Insurance Regulations In Orgeon
Let's take a look at insurance in Oregon. There are definitely some state regulations that govern insurance in the state of Oregon. You should become familiar with what these regulations are, even if they do not necessarily apply to you.
You will be much better informed about insurance if you know what types of insurance businesses are required by law and what types they normally get regardless of law. You also may want to know the regulations governing personal insurance such as automobile insurance and life insurance. Let's take a closer look at OR insurance regulations.
Oregon Business Insurance
The first type of insurance that we will start with is business insurance. Specifically, we will be discussing general liability insurance. Commercial liability, sometimes called general liability, is a type of insurance that protects your business in case someone slips and falls on your floor or experiences roofing materials falling on their car that does damage. There are many other situations in which general liability insurance may kick in.

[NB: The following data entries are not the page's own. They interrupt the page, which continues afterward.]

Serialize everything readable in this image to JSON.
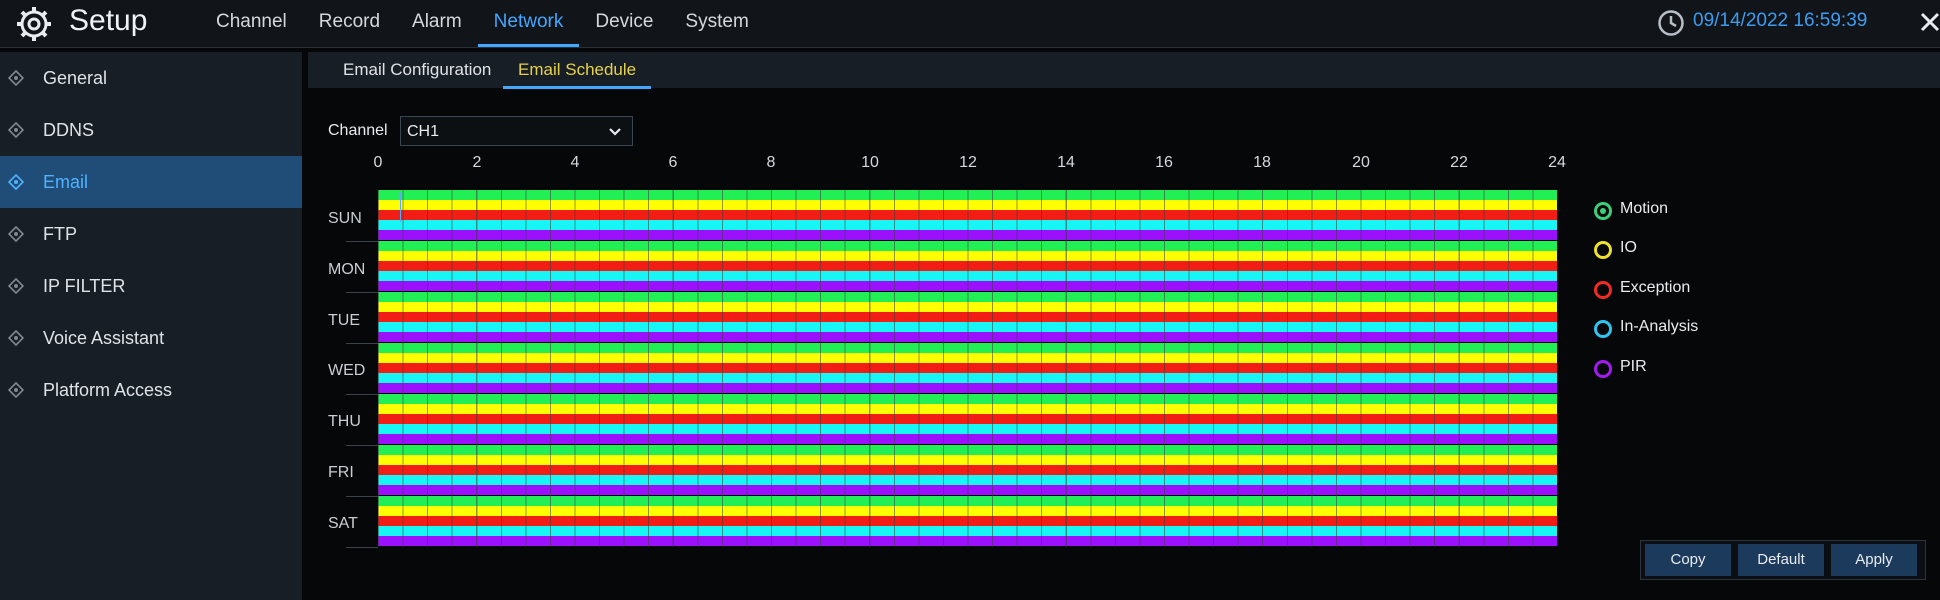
{
  "header": {
    "title": "Setup",
    "nav": [
      "Channel",
      "Record",
      "Alarm",
      "Network",
      "Device",
      "System"
    ],
    "active_nav": "Network",
    "datetime": "09/14/2022 16:59:39"
  },
  "sidebar": {
    "items": [
      "General",
      "DDNS",
      "Email",
      "FTP",
      "IP FILTER",
      "Voice Assistant",
      "Platform Access"
    ],
    "active": "Email"
  },
  "tabs": {
    "items": [
      "Email Configuration",
      "Email Schedule"
    ],
    "active": "Email Schedule"
  },
  "channel": {
    "label": "Channel",
    "value": "CH1"
  },
  "schedule": {
    "hours": [
      "0",
      "2",
      "4",
      "6",
      "8",
      "10",
      "12",
      "14",
      "16",
      "18",
      "20",
      "22",
      "24"
    ],
    "days": [
      "SUN",
      "MON",
      "TUE",
      "WED",
      "THU",
      "FRI",
      "SAT"
    ]
  },
  "legend": [
    {
      "label": "Motion",
      "color": "#3ccf7a",
      "selected": true
    },
    {
      "label": "IO",
      "color": "#f0e12a",
      "selected": false
    },
    {
      "label": "Exception",
      "color": "#f02a24",
      "selected": false
    },
    {
      "label": "In-Analysis",
      "color": "#2ec6f0",
      "selected": false
    },
    {
      "label": "PIR",
      "color": "#a21cf0",
      "selected": false
    }
  ],
  "buttons": {
    "copy": "Copy",
    "default": "Default",
    "apply": "Apply"
  },
  "colors": {
    "accent": "#43a6ff",
    "active_tab_text": "#e6d24a",
    "stripe_green": "#22ee55",
    "stripe_yellow": "#ffff00",
    "stripe_red": "#f21d14",
    "stripe_cyan": "#17f5f5",
    "stripe_purple": "#9b10ff"
  }
}
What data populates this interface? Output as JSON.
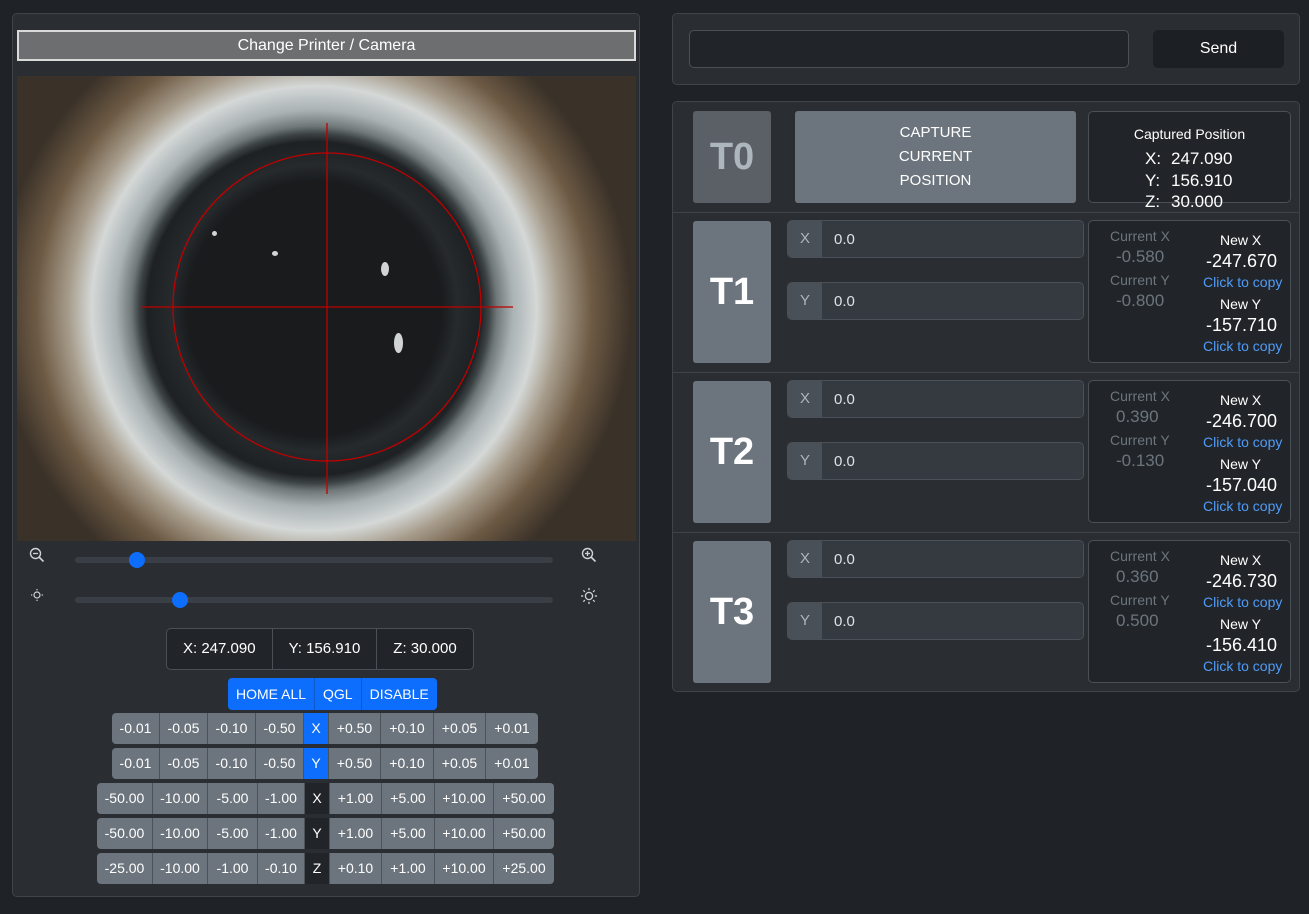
{
  "left": {
    "change_button": "Change Printer / Camera",
    "zoom_level": 0.13,
    "brightness_level": 0.22,
    "coords": {
      "x": "X: 247.090",
      "y": "Y: 156.910",
      "z": "Z: 30.000"
    },
    "home_buttons": [
      "HOME ALL",
      "QGL",
      "DISABLE"
    ],
    "fine_steps_neg": [
      "-0.01",
      "-0.05",
      "-0.10",
      "-0.50"
    ],
    "fine_steps_pos": [
      "+0.50",
      "+0.10",
      "+0.05",
      "+0.01"
    ],
    "coarse_steps_neg": [
      "-50.00",
      "-10.00",
      "-5.00",
      "-1.00"
    ],
    "coarse_steps_pos": [
      "+1.00",
      "+5.00",
      "+10.00",
      "+50.00"
    ],
    "z_steps_neg": [
      "-25.00",
      "-10.00",
      "-1.00",
      "-0.10"
    ],
    "z_steps_pos": [
      "+0.10",
      "+1.00",
      "+10.00",
      "+25.00"
    ],
    "axis_x": "X",
    "axis_y": "Y",
    "axis_z": "Z",
    "colors": {
      "accent": "#0d6efd",
      "crosshair": "#c00000"
    }
  },
  "command": {
    "value": "",
    "send_label": "Send"
  },
  "t0": {
    "label": "T0",
    "capture_lines": [
      "CAPTURE",
      "CURRENT",
      "POSITION"
    ],
    "captured_title": "Captured Position",
    "x_label": "X:",
    "x": "247.090",
    "y_label": "Y:",
    "y": "156.910",
    "z_label": "Z:",
    "z": "30.000"
  },
  "tools": [
    {
      "label": "T1",
      "x_prefix": "X",
      "y_prefix": "Y",
      "x_input": "0.0",
      "y_input": "0.0",
      "current_x_label": "Current X",
      "current_x": "-0.580",
      "current_y_label": "Current Y",
      "current_y": "-0.800",
      "new_x_label": "New X",
      "new_x": "-247.670",
      "new_y_label": "New Y",
      "new_y": "-157.710",
      "copy": "Click to copy"
    },
    {
      "label": "T2",
      "x_prefix": "X",
      "y_prefix": "Y",
      "x_input": "0.0",
      "y_input": "0.0",
      "current_x_label": "Current X",
      "current_x": "0.390",
      "current_y_label": "Current Y",
      "current_y": "-0.130",
      "new_x_label": "New X",
      "new_x": "-246.700",
      "new_y_label": "New Y",
      "new_y": "-157.040",
      "copy": "Click to copy"
    },
    {
      "label": "T3",
      "x_prefix": "X",
      "y_prefix": "Y",
      "x_input": "0.0",
      "y_input": "0.0",
      "current_x_label": "Current X",
      "current_x": "0.360",
      "current_y_label": "Current Y",
      "current_y": "0.500",
      "new_x_label": "New X",
      "new_x": "-246.730",
      "new_y_label": "New Y",
      "new_y": "-156.410",
      "copy": "Click to copy"
    }
  ]
}
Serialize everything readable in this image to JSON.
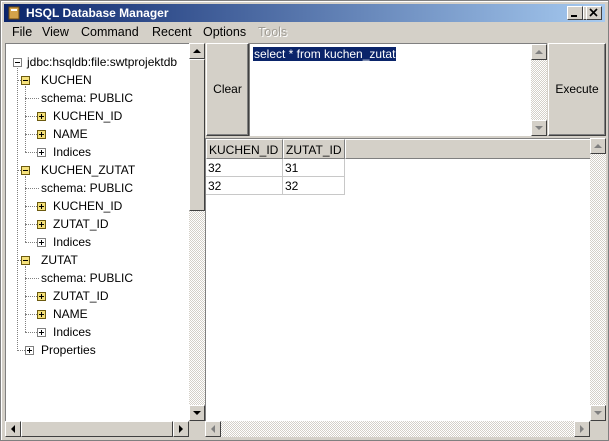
{
  "window": {
    "title": "HSQL Database Manager"
  },
  "menu": {
    "items": [
      "File",
      "View",
      "Command",
      "Recent",
      "Options"
    ],
    "disabled_item": "Tools"
  },
  "tree": {
    "root": "jdbc:hsqldb:file:swtprojektdb",
    "tables": [
      {
        "name": "KUCHEN",
        "schema": "schema: PUBLIC",
        "columns": [
          "KUCHEN_ID",
          "NAME"
        ],
        "indices": "Indices"
      },
      {
        "name": "KUCHEN_ZUTAT",
        "schema": "schema: PUBLIC",
        "columns": [
          "KUCHEN_ID",
          "ZUTAT_ID"
        ],
        "indices": "Indices"
      },
      {
        "name": "ZUTAT",
        "schema": "schema: PUBLIC",
        "columns": [
          "ZUTAT_ID",
          "NAME"
        ],
        "indices": "Indices"
      }
    ],
    "properties": "Properties"
  },
  "buttons": {
    "clear": "Clear",
    "execute": "Execute"
  },
  "query": {
    "text": "select * from kuchen_zutat"
  },
  "results": {
    "columns": [
      "KUCHEN_ID",
      "ZUTAT_ID"
    ],
    "rows": [
      [
        "32",
        "31"
      ],
      [
        "32",
        "32"
      ]
    ]
  },
  "colors": {
    "titlebar_start": "#0a246a",
    "titlebar_end": "#a6caf0",
    "face": "#d4d0c8",
    "selection": "#0a246a"
  }
}
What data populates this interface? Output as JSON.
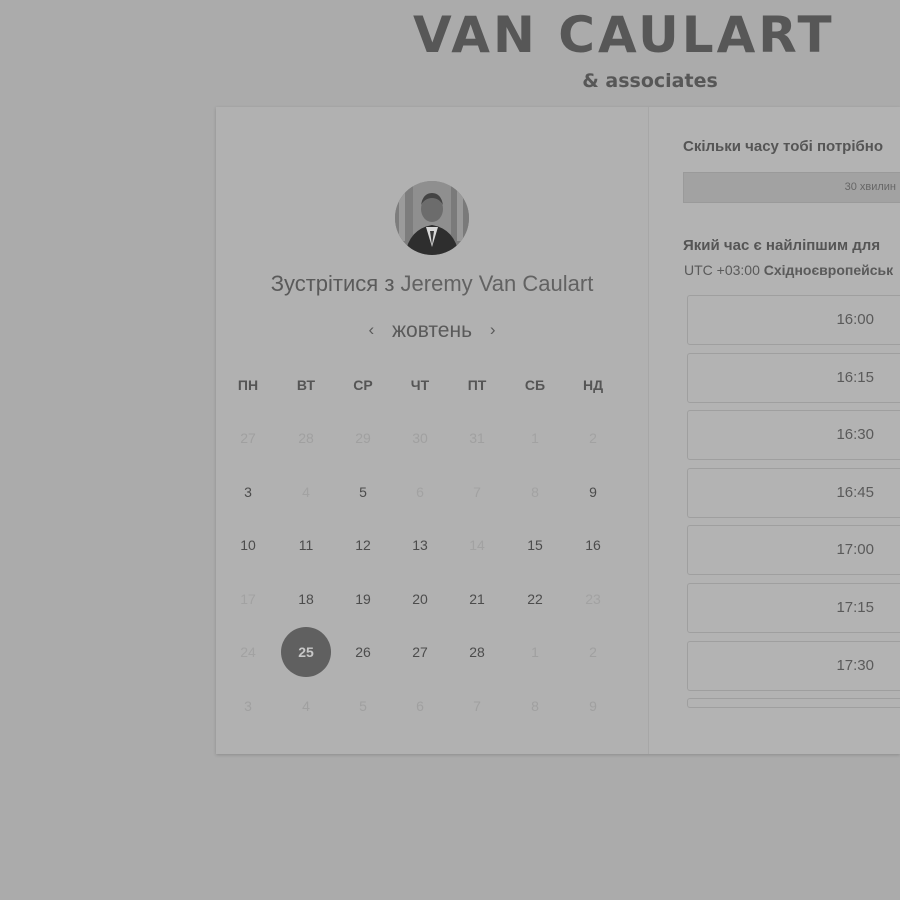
{
  "brand": {
    "title": "VAN CAULART",
    "subtitle": "& associates"
  },
  "host": {
    "avatar": "profile-photo",
    "meet_prefix": "Зустрітися з",
    "name": "Jeremy Van Caulart"
  },
  "calendar": {
    "month": "жовтень",
    "prev_icon": "chevron-left-icon",
    "next_icon": "chevron-right-icon",
    "weekdays": [
      "ПН",
      "ВТ",
      "СР",
      "ЧТ",
      "ПТ",
      "СБ",
      "НД"
    ],
    "weeks": [
      [
        {
          "label": "27",
          "state": "other"
        },
        {
          "label": "28",
          "state": "other"
        },
        {
          "label": "29",
          "state": "other"
        },
        {
          "label": "30",
          "state": "other"
        },
        {
          "label": "31",
          "state": "other"
        },
        {
          "label": "1",
          "state": "inactive"
        },
        {
          "label": "2",
          "state": "inactive"
        }
      ],
      [
        {
          "label": "3",
          "state": "available"
        },
        {
          "label": "4",
          "state": "inactive"
        },
        {
          "label": "5",
          "state": "available"
        },
        {
          "label": "6",
          "state": "inactive"
        },
        {
          "label": "7",
          "state": "inactive"
        },
        {
          "label": "8",
          "state": "inactive"
        },
        {
          "label": "9",
          "state": "available"
        }
      ],
      [
        {
          "label": "10",
          "state": "available"
        },
        {
          "label": "11",
          "state": "available"
        },
        {
          "label": "12",
          "state": "available"
        },
        {
          "label": "13",
          "state": "available"
        },
        {
          "label": "14",
          "state": "inactive"
        },
        {
          "label": "15",
          "state": "available"
        },
        {
          "label": "16",
          "state": "available"
        }
      ],
      [
        {
          "label": "17",
          "state": "inactive"
        },
        {
          "label": "18",
          "state": "available"
        },
        {
          "label": "19",
          "state": "available"
        },
        {
          "label": "20",
          "state": "available"
        },
        {
          "label": "21",
          "state": "available"
        },
        {
          "label": "22",
          "state": "available"
        },
        {
          "label": "23",
          "state": "inactive"
        }
      ],
      [
        {
          "label": "24",
          "state": "inactive"
        },
        {
          "label": "25",
          "state": "selected"
        },
        {
          "label": "26",
          "state": "available"
        },
        {
          "label": "27",
          "state": "available"
        },
        {
          "label": "28",
          "state": "available"
        },
        {
          "label": "1",
          "state": "other"
        },
        {
          "label": "2",
          "state": "other"
        }
      ],
      [
        {
          "label": "3",
          "state": "other"
        },
        {
          "label": "4",
          "state": "other"
        },
        {
          "label": "5",
          "state": "other"
        },
        {
          "label": "6",
          "state": "other"
        },
        {
          "label": "7",
          "state": "other"
        },
        {
          "label": "8",
          "state": "other"
        },
        {
          "label": "9",
          "state": "other"
        }
      ]
    ]
  },
  "booking": {
    "duration_question": "Скільки часу тобі потрібно",
    "duration_value": "30 хвилин",
    "time_question": "Який час є найліпшим для",
    "timezone_offset": "UTC +03:00",
    "timezone_name": "Східноєвропейськ",
    "slots": [
      "16:00",
      "16:15",
      "16:30",
      "16:45",
      "17:00",
      "17:15",
      "17:30"
    ]
  }
}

There are also some types of insurance that are mandated by law including Worker's Compensation insurance for any company that has one or more people working for them full-time or part-time.
Oregon does not have any laws stipulating that companies must carry disability insurance like in many states, but if there are vehicles being used for commercial purposes, then they must carry commercial auto insurance.
OR Personal Insurance
There are definitely some regulations that govern the auto insurance that normal motorists are required to carry on their vehicle. These are pretty standard across the states and match what is required in most. In Oregon, you are required to carry $25,000 per person for bodily injury and $50,000 per accident for the same. Property damage is a little higher than you will find in other states at $20,000 per accident and there is also an additional requirement that requires a personal injury protection amount of $15,000 per person.
Finally, there are regulations governing life insurance in Oregon as well. Unlike most states, there is no free look period for life insurance. However, there is the normal grace period Of 30 days when it comes to late payments. Lastly, insurance companies are required to make payment within 30 days of receiving notification of the death described in the policy. If they do not make payment within 30 days then the person that is the beneficiary of the policy may receive interest as well.
If you are looking for state specific Snowmobile insurance quotes, costs and information: California Snowmobile Insurance, Colorado Snowmobile Insurance, Delaware Snowmobile Insurance, , Illinois Snowmobile Insurance Kentucky Snowmobile Insurance, New Jersey Snowmobile Insurance, New York Snowmobile Insurance, Oregon Snowmobile Insurance, Pennsylvania Snowmobile Insurance, Texas Snowmobile Insurance, Washington Snowmobile Insurance.